The Tribunal agreed that Plot 2 had indeed formed part of the grounds of their original home, however they did not believe this was relevant to the disposal in question. They also found that being on the same title was irrelevant.

The Tribunal found that Plot 2 was uncultivated and was physically separated from their new house by a separate plot which had a further house built on it and had been fenced off. They did not believe that Plot 2 has ever formed part of the garden or grounds of the new house.  No private residence relief was due and the appeal was therefore dismissed.

When dealing with PRR claims, it is important to thoroughly analyse the facts of the specific case and take previous case law into account.  Such planning at the time could help to prevent a nasty surprise in the future.  Eaves and Co would be delighted to assist if you have any queries on disposing of your home and the tax implications.

In a recent tribunal case (MJ and BA Harte (TC1951)), a gentleman inherited a house from his father in 1992.  In May 2007 he transferred a half share in the property to his wife, and in October of the same year the property was sold.

The couple claimed Principal Private Residence relief (PPR) on the property sale even though they had another home during this period.  Their claim was based on the fact that they had intended to make the inherited property their home, but had only ever spent brief spells there.

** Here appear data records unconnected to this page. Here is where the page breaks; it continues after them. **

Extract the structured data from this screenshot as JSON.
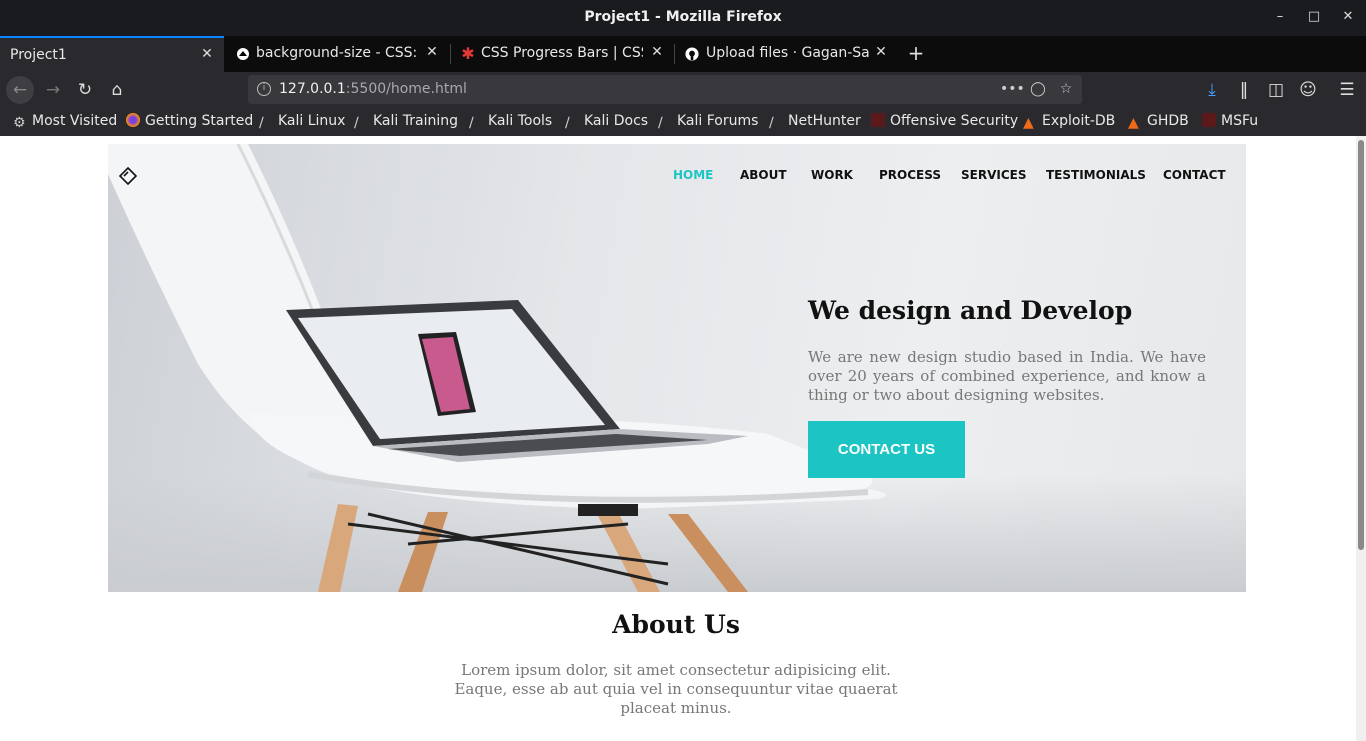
{
  "window": {
    "title": "Project1 - Mozilla Firefox"
  },
  "tabs": [
    {
      "label": "Project1",
      "active": true
    },
    {
      "label": "background-size - CSS: C"
    },
    {
      "label": "CSS Progress Bars | CSS"
    },
    {
      "label": "Upload files · Gagan-Saff"
    }
  ],
  "navbar": {
    "url_host": "127.0.0.1",
    "url_path": ":5500/home.html"
  },
  "bookmarks": [
    "Most Visited",
    "Getting Started",
    "Kali Linux",
    "Kali Training",
    "Kali Tools",
    "Kali Docs",
    "Kali Forums",
    "NetHunter",
    "Offensive Security",
    "Exploit-DB",
    "GHDB",
    "MSFu"
  ],
  "site": {
    "menu": [
      "HOME",
      "ABOUT",
      "WORK",
      "PROCESS",
      "SERVICES",
      "TESTIMONIALS",
      "CONTACT"
    ],
    "active_menu": "HOME",
    "accent_color": "#1dc4c4",
    "hero": {
      "title": "We design and Develop",
      "text": "We are new design studio based in India. We have over 20 years of combined experience, and know a thing or two about designing websites.",
      "button": "CONTACT US"
    },
    "about": {
      "title": "About Us",
      "text": "Lorem ipsum dolor, sit amet consectetur adipisicing elit. Eaque, esse ab aut quia vel in consequuntur vitae quaerat placeat minus."
    }
  }
}
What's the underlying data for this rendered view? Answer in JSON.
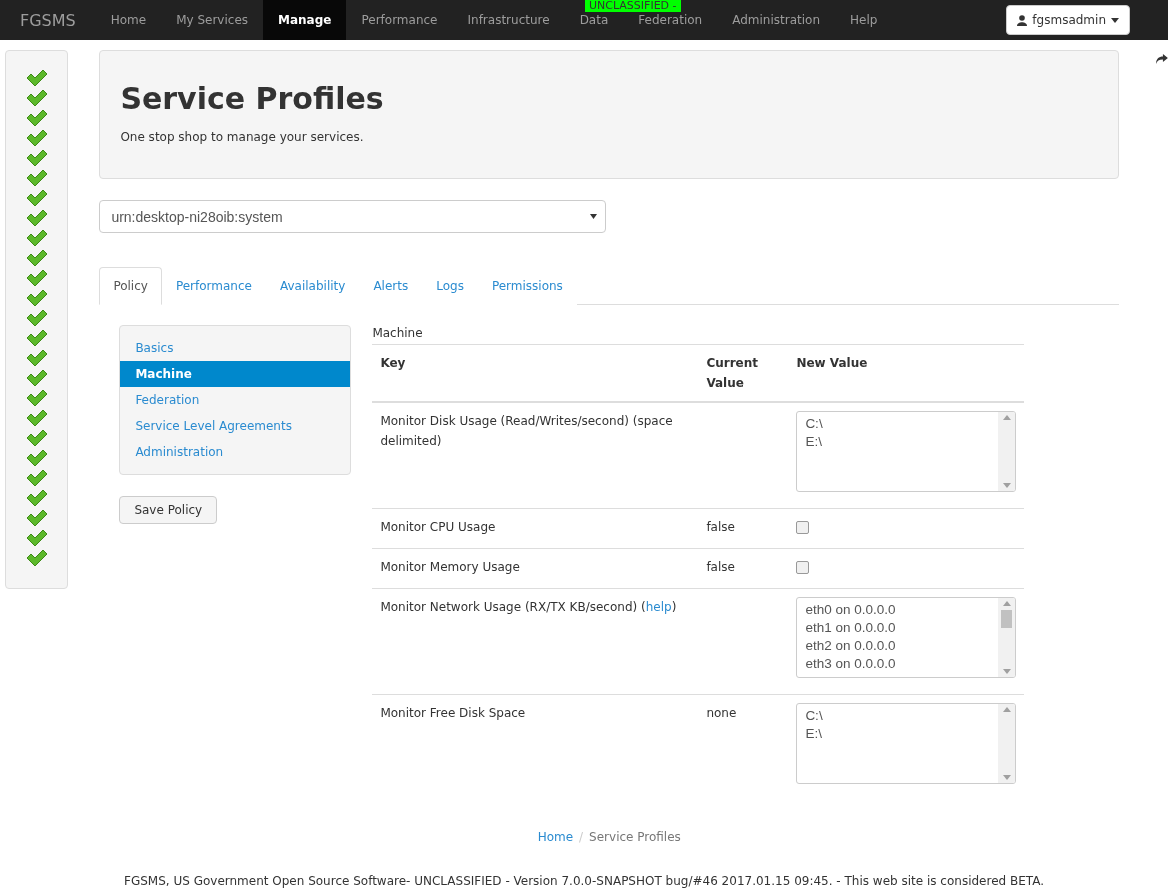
{
  "navbar": {
    "brand": "FGSMS",
    "items": [
      {
        "label": "Home",
        "selected": false
      },
      {
        "label": "My Services",
        "selected": false
      },
      {
        "label": "Manage",
        "selected": true
      },
      {
        "label": "Performance",
        "selected": false
      },
      {
        "label": "Infrastructure",
        "selected": false
      },
      {
        "label": "Data",
        "selected": false
      },
      {
        "label": "Federation",
        "selected": false
      },
      {
        "label": "Administration",
        "selected": false
      },
      {
        "label": "Help",
        "selected": false
      }
    ],
    "classification": "UNCLASSIFIED -",
    "user": "fgsmsadmin"
  },
  "status_checks": [
    {
      "ok": true
    },
    {
      "ok": true
    },
    {
      "ok": true
    },
    {
      "ok": true
    },
    {
      "ok": true
    },
    {
      "ok": true
    },
    {
      "ok": true
    },
    {
      "ok": true
    },
    {
      "ok": true
    },
    {
      "ok": true
    },
    {
      "ok": true
    },
    {
      "ok": true
    },
    {
      "ok": true
    },
    {
      "ok": true
    },
    {
      "ok": true
    },
    {
      "ok": true
    },
    {
      "ok": true
    },
    {
      "ok": true
    },
    {
      "ok": true
    },
    {
      "ok": true
    },
    {
      "ok": true
    },
    {
      "ok": true
    },
    {
      "ok": true
    },
    {
      "ok": true
    },
    {
      "ok": true
    }
  ],
  "header": {
    "title": "Service Profiles",
    "subtitle": "One stop shop to manage your services."
  },
  "service_select": {
    "value": "urn:desktop-ni28oib:system"
  },
  "tabs": [
    {
      "label": "Policy",
      "selected": true
    },
    {
      "label": "Performance",
      "selected": false
    },
    {
      "label": "Availability",
      "selected": false
    },
    {
      "label": "Alerts",
      "selected": false
    },
    {
      "label": "Logs",
      "selected": false
    },
    {
      "label": "Permissions",
      "selected": false
    }
  ],
  "sections": [
    {
      "label": "Basics",
      "selected": false
    },
    {
      "label": "Machine",
      "selected": true
    },
    {
      "label": "Federation",
      "selected": false
    },
    {
      "label": "Service Level Agreements",
      "selected": false
    },
    {
      "label": "Administration",
      "selected": false
    }
  ],
  "save_button": "Save Policy",
  "table": {
    "caption": "Machine",
    "columns": [
      "Key",
      "Current Value",
      "New Value"
    ],
    "rows": [
      {
        "key": "Monitor Disk Usage (Read/Writes/second) (space delimited)",
        "kind": "list",
        "options": [
          "C:\\",
          "E:\\"
        ]
      },
      {
        "key": "Monitor CPU Usage",
        "current": "false",
        "kind": "checkbox",
        "checked": false
      },
      {
        "key": "Monitor Memory Usage",
        "current": "false",
        "kind": "checkbox",
        "checked": false
      },
      {
        "key": "Monitor Network Usage (RX/TX KB/second) (",
        "link": "help",
        "key_end": ")",
        "kind": "list",
        "options": [
          "eth0 on 0.0.0.0",
          "eth1 on 0.0.0.0",
          "eth2 on 0.0.0.0",
          "eth3 on 0.0.0.0"
        ]
      },
      {
        "key": "Monitor Free Disk Space",
        "current": "none",
        "kind": "list",
        "options": [
          "C:\\",
          "E:\\"
        ]
      }
    ]
  },
  "breadcrumb": [
    {
      "label": "Home",
      "kind": "link"
    },
    {
      "label": "/",
      "kind": "separator"
    },
    {
      "label": "Service Profiles",
      "kind": "current"
    }
  ],
  "footer": "FGSMS, US Government Open Source Software- UNCLASSIFIED - Version 7.0.0-SNAPSHOT bug/#46 2017.01.15 09:45. - This web site is considered BETA."
}
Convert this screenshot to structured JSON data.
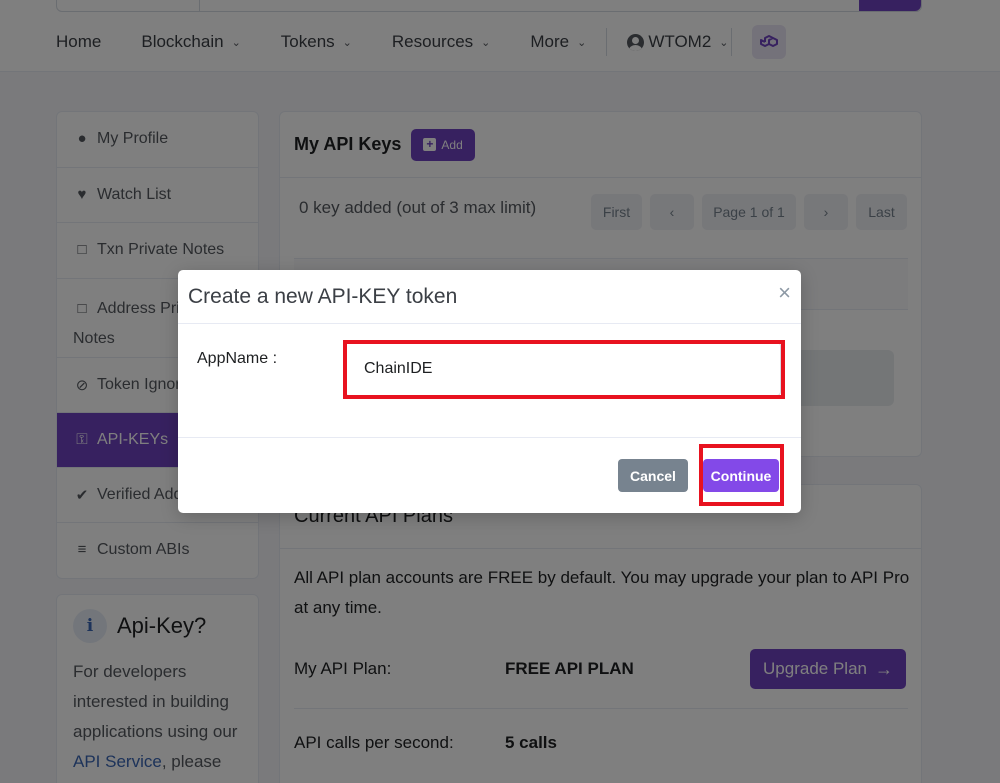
{
  "nav": {
    "items": [
      {
        "label": "Home"
      },
      {
        "label": "Blockchain"
      },
      {
        "label": "Tokens"
      },
      {
        "label": "Resources"
      },
      {
        "label": "More"
      }
    ],
    "user": "WTOM2"
  },
  "sidebar": {
    "items": [
      {
        "label": "My Profile",
        "icon": "user-circle-icon"
      },
      {
        "label": "Watch List",
        "icon": "heart-icon"
      },
      {
        "label": "Txn Private Notes",
        "icon": "note-icon"
      },
      {
        "label": "Address Private",
        "label2": "Notes",
        "icon": "note-icon"
      },
      {
        "label": "Token Ignore List",
        "icon": "eye-slash-icon"
      },
      {
        "label": "API-KEYs",
        "icon": "key-icon"
      },
      {
        "label": "Verified Address",
        "icon": "badge-check-icon"
      },
      {
        "label": "Custom ABIs",
        "icon": "list-check-icon"
      }
    ],
    "active_color": "#6f42c1"
  },
  "info_card": {
    "title": "Api-Key?",
    "text": "For developers interested in building applications using our",
    "link": "API Service",
    "text_after": ", please"
  },
  "keys_card": {
    "title": "My API Keys",
    "add_label": "Add",
    "status": "0 key added (out of 3 max limit)",
    "pager": {
      "first": "First",
      "prev": "‹",
      "page": "Page 1 of 1",
      "next": "›",
      "last": "Last"
    }
  },
  "plans_card": {
    "title": "Current API Plans",
    "description": "All API plan accounts are FREE by default. You may upgrade your plan to API Pro at any time.",
    "plan_label": "My API Plan:",
    "plan_value": "FREE API PLAN",
    "upgrade_label": "Upgrade Plan",
    "calls_label": "API calls per second:",
    "calls_value": "5 calls"
  },
  "modal": {
    "title": "Create a new API-KEY token",
    "close": "×",
    "field_label": "AppName :",
    "field_value": "ChainIDE",
    "cancel_label": "Cancel",
    "continue_label": "Continue",
    "highlight_color": "#e8121f"
  }
}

The Tribunal found that their spells in the house did not add up to occupation, and it could not have been their home because they did not transfer any possessions.

Furthermore the appellants did not permanently vacate their original residence, so their original home remained their principal private residence.  A married couple can only have one PPR at any one time.

The claim for PPR was therefore denied.